"It's not the work that takes time; it's the decisions," my husband always said.
"Are you crazy, mother?" my son shouts. "Do you really think your two banana peels, a few chicken bones and some radish leaves will actually make any difference? I thought you just got rid of the ants?"
"I have my own system," I counter. "The garbage company's purse-size container breeds enough fruit flies for major sex experiments, so never take anything from the top shelf of the freezer; it's all garbage."
Last week, after a late book club meeting, I wrestled the giant, open compost container (green) to the curb. Brimming with rotting leaves and frozen food scraps, its wheels suddenly stuck in the bark-covered, drought-tolerant landscape and stopped dead. I, however, plunged on, a head-first dive across the bin -- and driveway -- in the dark.
My twisted body wound up splayed atop the container like road kill, my forehead smashed against the thick plastic rim and my shins sliced by the knife-sharp edge of the hanging cover. Dazed, I peeled myself off the can and struggled to my knees, giving thanks that nothing spilled very far (melting food mush) or broke (my aging bones). Two days later I learned that a big lump on my forehead and "shiners" are a sign of healing.
So this new mantra of "Let's keep seniors in their own homes!" may just turn out to be a disguised end run around the assisted suicide movement -- or, Death with Indignity. Staying put may prove so dangerous to our health that trimming Medicare costs will be achieved via the pitfalls and pratfalls of the "at home" elderly. We'll be thinned out in droves.
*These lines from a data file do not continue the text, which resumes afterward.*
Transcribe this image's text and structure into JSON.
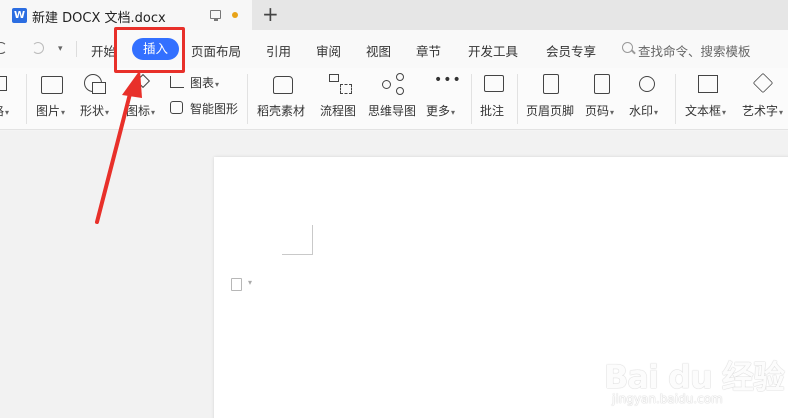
{
  "tab": {
    "title": "新建 DOCX 文档.docx",
    "doc_icon_letter": "W",
    "new_tab_glyph": "+"
  },
  "menu": {
    "items": [
      "开始",
      "插入",
      "页面布局",
      "引用",
      "审阅",
      "视图",
      "章节",
      "开发工具",
      "会员专享"
    ],
    "active": "插入",
    "search_placeholder": "查找命令、搜索模板"
  },
  "ribbon": {
    "partial_label": "格",
    "picture": "图片",
    "shape": "形状",
    "icon": "图标",
    "chart": "图表",
    "smart_art": "智能图形",
    "material": "稻壳素材",
    "flowchart": "流程图",
    "mindmap": "思维导图",
    "more": "更多",
    "comment": "批注",
    "header_footer": "页眉页脚",
    "page_number": "页码",
    "watermark": "水印",
    "text_box": "文本框",
    "word_art": "艺术字"
  },
  "watermark": {
    "logo": "Bai du 经验",
    "url": "jingyan.baidu.com"
  },
  "colors": {
    "accent": "#3370ff",
    "annotation": "#e8302a",
    "unsaved": "#e8a318"
  }
}
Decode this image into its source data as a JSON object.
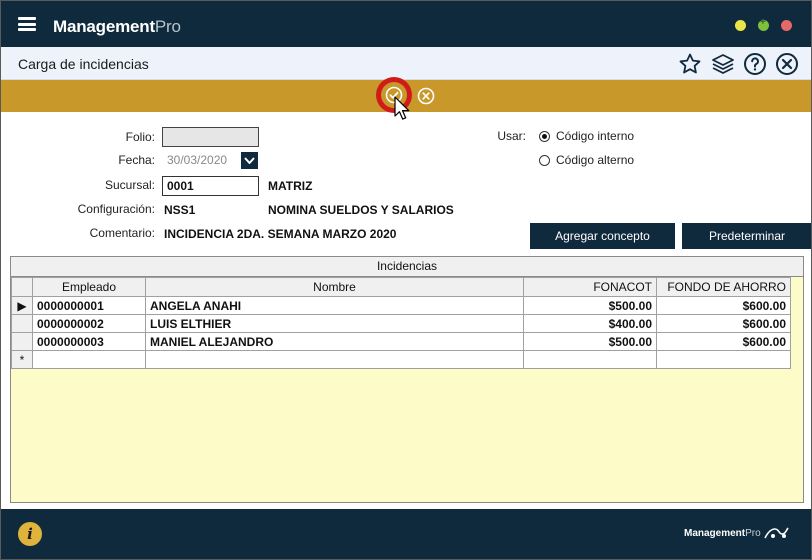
{
  "app": {
    "name_bold": "Management",
    "name_light": "Pro"
  },
  "page": {
    "title": "Carga de incidencias"
  },
  "form": {
    "folio_label": "Folio:",
    "folio_value": "",
    "fecha_label": "Fecha:",
    "fecha_value": "30/03/2020",
    "sucursal_label": "Sucursal:",
    "sucursal_value": "0001",
    "sucursal_name": "MATRIZ",
    "configuracion_label": "Configuración:",
    "configuracion_value": "NSS1",
    "configuracion_name": "NOMINA SUELDOS Y SALARIOS",
    "comentario_label": "Comentario:",
    "comentario_value": "INCIDENCIA 2DA. SEMANA MARZO 2020",
    "usar_label": "Usar:",
    "usar_options": [
      "Código interno",
      "Código alterno"
    ],
    "usar_selected": "Código interno"
  },
  "buttons": {
    "agregar_concepto": "Agregar concepto",
    "predeterminar": "Predeterminar"
  },
  "grid": {
    "caption": "Incidencias",
    "columns": [
      "Empleado",
      "Nombre",
      "FONACOT",
      "FONDO DE AHORRO"
    ],
    "rows": [
      {
        "marker": "▶",
        "empleado": "0000000001",
        "nombre": "ANGELA ANAHI",
        "fonacot": "$500.00",
        "fondo": "$600.00"
      },
      {
        "marker": "",
        "empleado": "0000000002",
        "nombre": "LUIS ELTHIER",
        "fonacot": "$400.00",
        "fondo": "$600.00"
      },
      {
        "marker": "",
        "empleado": "0000000003",
        "nombre": "MANIEL ALEJANDRO",
        "fonacot": "$500.00",
        "fondo": "$600.00"
      }
    ],
    "new_row_marker": "*"
  },
  "footer": {
    "brand_bold": "Management",
    "brand_light": "Pro",
    "info": "i"
  },
  "icons": [
    "menu-icon",
    "star-icon",
    "layers-icon",
    "help-icon",
    "close-icon",
    "check-icon",
    "cancel-icon",
    "calendar-dropdown-icon",
    "info-icon",
    "cursor-icon"
  ],
  "colors": {
    "header": "#0f2a3d",
    "toolbar": "#c9982b",
    "highlight": "#d11a1a",
    "grid_bg": "#fdfbc8"
  }
}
Let me count the ways.
You know those dandy little mandated-by-code smoke detectors to keep us old fuds from going up in flames? One woke me up chirping like a hidden cache of crickets, the incessant low-battery warning especially elusive at 3 a.m. There'd be no relief without an 8-foot ladder that lived in the garage behind the rusting lawnmower and spider webbed-tools.
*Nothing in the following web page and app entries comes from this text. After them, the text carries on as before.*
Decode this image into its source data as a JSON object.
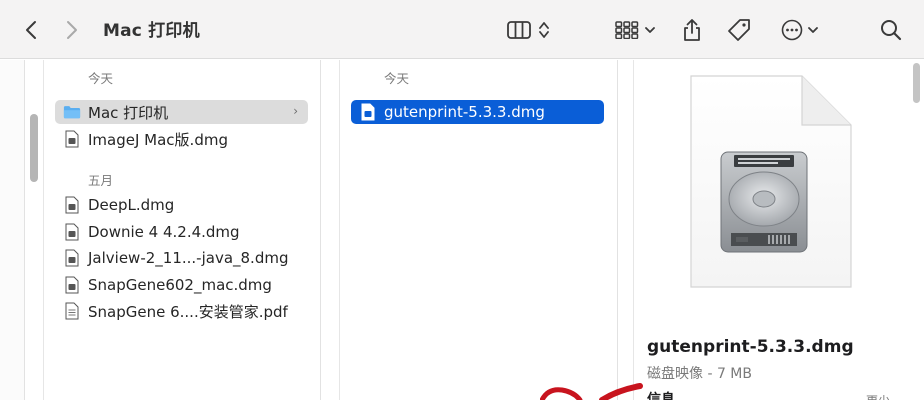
{
  "toolbar": {
    "title": "Mac 打印机",
    "icons": [
      "chevron-left-icon",
      "chevron-right-icon",
      "columns-view-icon",
      "up-down-chevron-icon",
      "grid-group-icon",
      "share-icon",
      "tag-icon",
      "more-icon",
      "search-icon"
    ]
  },
  "column1": {
    "sections": [
      {
        "label": "今天",
        "items": [
          {
            "name": "Mac 打印机",
            "kind": "folder",
            "selected": true
          },
          {
            "name": "ImageJ Mac版.dmg",
            "kind": "file"
          }
        ]
      },
      {
        "label": "五月",
        "items": [
          {
            "name": "DeepL.dmg",
            "kind": "file"
          },
          {
            "name": "Downie 4 4.2.4.dmg",
            "kind": "file"
          },
          {
            "name": "Jalview-2_11...-java_8.dmg",
            "kind": "file"
          },
          {
            "name": "SnapGene602_mac.dmg",
            "kind": "file"
          },
          {
            "name": "SnapGene 6....安装管家.pdf",
            "kind": "pdf"
          }
        ]
      }
    ]
  },
  "column2": {
    "section_label": "今天",
    "items": [
      {
        "name": "gutenprint-5.3.3.dmg",
        "kind": "file",
        "selected": true
      }
    ]
  },
  "preview": {
    "file_name": "gutenprint-5.3.3.dmg",
    "meta": "磁盘映像 - 7 MB",
    "info_heading": "信息",
    "more_label": "更少"
  },
  "colors": {
    "selection_blue": "#0a5ed7",
    "selection_grey": "#dcdcdc",
    "toolbar_bg": "#f4f3f3",
    "folder_blue": "#5aaef0"
  }
}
Steering the ladder lengthwise between my car and a wall of gorilla shelves, I "keyed" a 10-foot scrape on my Toyota's driver's side that resembled a racing stripe if you squinted, and rounding the door, I knocked off a corner tile from my newly remodeled kitchen. Slithering up each rickety rung, I frenetically waved my hand toward the plastic ceiling case that remained a fingernail's length out of reach. I froze. Better that I inched down, blasted my son's old Stones' CDs and poured a stiff drink. The next day I cornered some handy friend to help in exchange for babysitting his 2-year-old twins.
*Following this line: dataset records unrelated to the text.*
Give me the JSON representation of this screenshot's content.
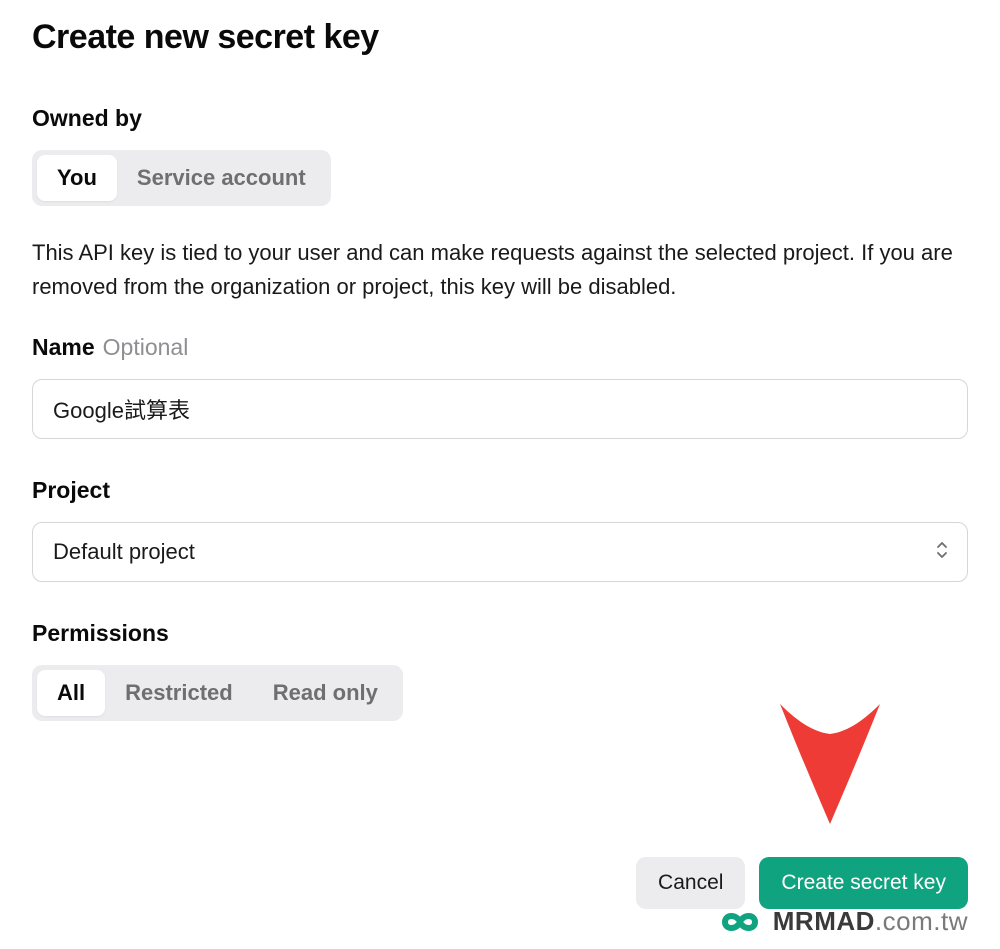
{
  "title": "Create new secret key",
  "owned_by": {
    "label": "Owned by",
    "options": [
      "You",
      "Service account"
    ],
    "active": "You"
  },
  "description": "This API key is tied to your user and can make requests against the selected project. If you are removed from the organization or project, this key will be disabled.",
  "name": {
    "label": "Name",
    "optional_tag": "Optional",
    "value": "Google試算表"
  },
  "project": {
    "label": "Project",
    "selected": "Default project"
  },
  "permissions": {
    "label": "Permissions",
    "options": [
      "All",
      "Restricted",
      "Read only"
    ],
    "active": "All"
  },
  "actions": {
    "cancel": "Cancel",
    "create": "Create secret key"
  },
  "watermark": {
    "brand": "MRMAD",
    "domain": ".com.tw"
  },
  "annotation": {
    "arrow_color": "#ef3b36"
  }
}
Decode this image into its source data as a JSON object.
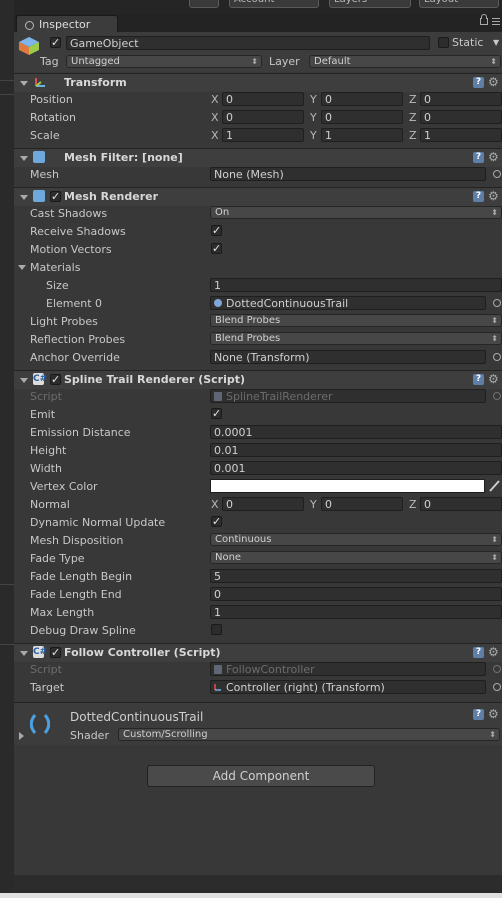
{
  "window": {
    "tab": "Inspector"
  },
  "topbar": {
    "account": "Account",
    "layers": "Layers",
    "layout": "Layout"
  },
  "gameobject": {
    "name": "GameObject",
    "static_label": "Static",
    "tag_label": "Tag",
    "tag_value": "Untagged",
    "layer_label": "Layer",
    "layer_value": "Default"
  },
  "transform": {
    "title": "Transform",
    "rows": [
      {
        "label": "Position",
        "x": "0",
        "y": "0",
        "z": "0"
      },
      {
        "label": "Rotation",
        "x": "0",
        "y": "0",
        "z": "0"
      },
      {
        "label": "Scale",
        "x": "1",
        "y": "1",
        "z": "1"
      }
    ],
    "axis": {
      "x": "X",
      "y": "Y",
      "z": "Z"
    }
  },
  "mesh_filter": {
    "title": "Mesh Filter: [none]",
    "mesh_label": "Mesh",
    "mesh_value": "None (Mesh)"
  },
  "mesh_renderer": {
    "title": "Mesh Renderer",
    "cast_shadows_label": "Cast Shadows",
    "cast_shadows_value": "On",
    "receive_shadows_label": "Receive Shadows",
    "receive_shadows": true,
    "motion_vectors_label": "Motion Vectors",
    "motion_vectors": true,
    "materials_label": "Materials",
    "size_label": "Size",
    "size_value": "1",
    "element0_label": "Element 0",
    "element0_value": "DottedContinuousTrail",
    "light_probes_label": "Light Probes",
    "light_probes_value": "Blend Probes",
    "reflection_probes_label": "Reflection Probes",
    "reflection_probes_value": "Blend Probes",
    "anchor_label": "Anchor Override",
    "anchor_value": "None (Transform)"
  },
  "spline": {
    "title": "Spline Trail Renderer (Script)",
    "script_label": "Script",
    "script_value": "SplineTrailRenderer",
    "emit_label": "Emit",
    "emit": true,
    "emission_distance_label": "Emission Distance",
    "emission_distance": "0.0001",
    "height_label": "Height",
    "height": "0.01",
    "width_label": "Width",
    "width": "0.001",
    "vertex_color_label": "Vertex Color",
    "vertex_color": "#ffffff",
    "normal_label": "Normal",
    "normal_x": "0",
    "normal_y": "0",
    "normal_z": "0",
    "dynamic_normal_label": "Dynamic Normal Update",
    "dynamic_normal": true,
    "mesh_disposition_label": "Mesh Disposition",
    "mesh_disposition": "Continuous",
    "fade_type_label": "Fade Type",
    "fade_type": "None",
    "fade_begin_label": "Fade Length Begin",
    "fade_begin": "5",
    "fade_end_label": "Fade Length End",
    "fade_end": "0",
    "max_length_label": "Max Length",
    "max_length": "1",
    "debug_draw_label": "Debug Draw Spline",
    "debug_draw": false
  },
  "follow": {
    "title": "Follow Controller (Script)",
    "script_label": "Script",
    "script_value": "FollowController",
    "target_label": "Target",
    "target_value": "Controller (right) (Transform)"
  },
  "material": {
    "name": "DottedContinuousTrail",
    "shader_label": "Shader",
    "shader_value": "Custom/Scrolling"
  },
  "add_component": "Add Component",
  "bottom_text": "...",
  "colors": {
    "panel": "#383838",
    "header": "#3e3e3e",
    "field": "#2f2f2f",
    "help": "#5f7fa8"
  },
  "checkmark": "✓",
  "arrow": "⬍",
  "gear": "⚙",
  "help": "?"
}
Fortunately, a returning wasps' nest tucked under the eaves required only a step stool for me to eyeball their papery home. I waited for dusk when (I hoped) the insects had retired after a day of terrifying my grandchildren. I gulped a deep breath and sprayed a lethal cloud to wipe out an entire colony of God's creatures while decimating the food chain and destroying the environment for the next generation.
I never told my kids how close they came to receiving an early inheritance as I survived another week of home maintenance and escaped Last Rites from Raid.
Of course, there's always a chance of tripping over the tree roots recently unearthed in my lawn-gone landscape, slipping on the unpadded Oriental rugs to better let the radiant heat through, or colliding with the double-paned sliding glass door rushing for a robo-call. There's certainly the omnipresent fear of further battering by one of the lurking bins.
Talk about living -- or dying -- on the edge, I've got it all: hard plastic, decorative wood, sheer glass and shiny stainless steel.
I try to look on the bright side. None of that same old banal slipping in the bathtub for this aging homeowner. I hope my demise will exhibit some dramatic flair, perhaps snagged by a garden hose snaked around my ankle as I crash unconscious on the pool coping and, Ophelia-like, gracefully drown. I've always enjoyed the out-of-doors, and my children will thank me for a quick exit. Then, as my son suggested, they can just scoop my body right into the compost bin (green or blue), all ready to recycle.